> _EXERCISE BRIEF_:
Only the number is needed: how many lines of the records include "Practice"?

(Excerpts from an interface dataset)
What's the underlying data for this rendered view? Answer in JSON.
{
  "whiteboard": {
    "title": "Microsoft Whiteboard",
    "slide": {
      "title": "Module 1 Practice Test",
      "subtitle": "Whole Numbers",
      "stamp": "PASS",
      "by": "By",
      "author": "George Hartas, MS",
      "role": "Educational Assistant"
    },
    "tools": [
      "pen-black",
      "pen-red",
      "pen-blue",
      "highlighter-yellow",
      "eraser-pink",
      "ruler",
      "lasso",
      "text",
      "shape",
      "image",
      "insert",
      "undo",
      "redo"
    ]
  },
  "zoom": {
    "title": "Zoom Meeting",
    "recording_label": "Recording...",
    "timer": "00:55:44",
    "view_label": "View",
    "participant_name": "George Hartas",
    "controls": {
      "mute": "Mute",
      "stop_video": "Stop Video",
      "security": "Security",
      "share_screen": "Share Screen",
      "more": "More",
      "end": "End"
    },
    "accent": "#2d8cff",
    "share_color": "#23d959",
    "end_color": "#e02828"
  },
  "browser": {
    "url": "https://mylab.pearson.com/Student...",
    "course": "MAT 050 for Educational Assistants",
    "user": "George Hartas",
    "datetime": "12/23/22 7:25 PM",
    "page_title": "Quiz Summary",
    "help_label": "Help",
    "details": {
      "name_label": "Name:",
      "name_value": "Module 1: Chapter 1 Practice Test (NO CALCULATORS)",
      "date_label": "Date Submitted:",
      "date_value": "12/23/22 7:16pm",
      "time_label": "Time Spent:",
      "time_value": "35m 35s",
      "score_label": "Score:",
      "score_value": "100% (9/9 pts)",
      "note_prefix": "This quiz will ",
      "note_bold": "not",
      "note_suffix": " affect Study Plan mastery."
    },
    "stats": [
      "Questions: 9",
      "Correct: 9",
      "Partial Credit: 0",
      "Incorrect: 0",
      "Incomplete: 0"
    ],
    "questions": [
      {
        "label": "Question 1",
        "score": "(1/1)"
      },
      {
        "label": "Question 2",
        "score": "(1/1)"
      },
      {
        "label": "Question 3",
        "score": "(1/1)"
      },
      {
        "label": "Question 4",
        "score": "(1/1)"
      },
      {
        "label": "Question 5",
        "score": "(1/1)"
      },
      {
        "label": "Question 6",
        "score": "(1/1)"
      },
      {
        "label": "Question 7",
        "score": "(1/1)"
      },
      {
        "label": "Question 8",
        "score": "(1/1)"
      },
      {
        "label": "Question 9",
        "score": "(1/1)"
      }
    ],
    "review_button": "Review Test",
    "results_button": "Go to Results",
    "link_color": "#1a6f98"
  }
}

> _YOUR SOLUTION_:
2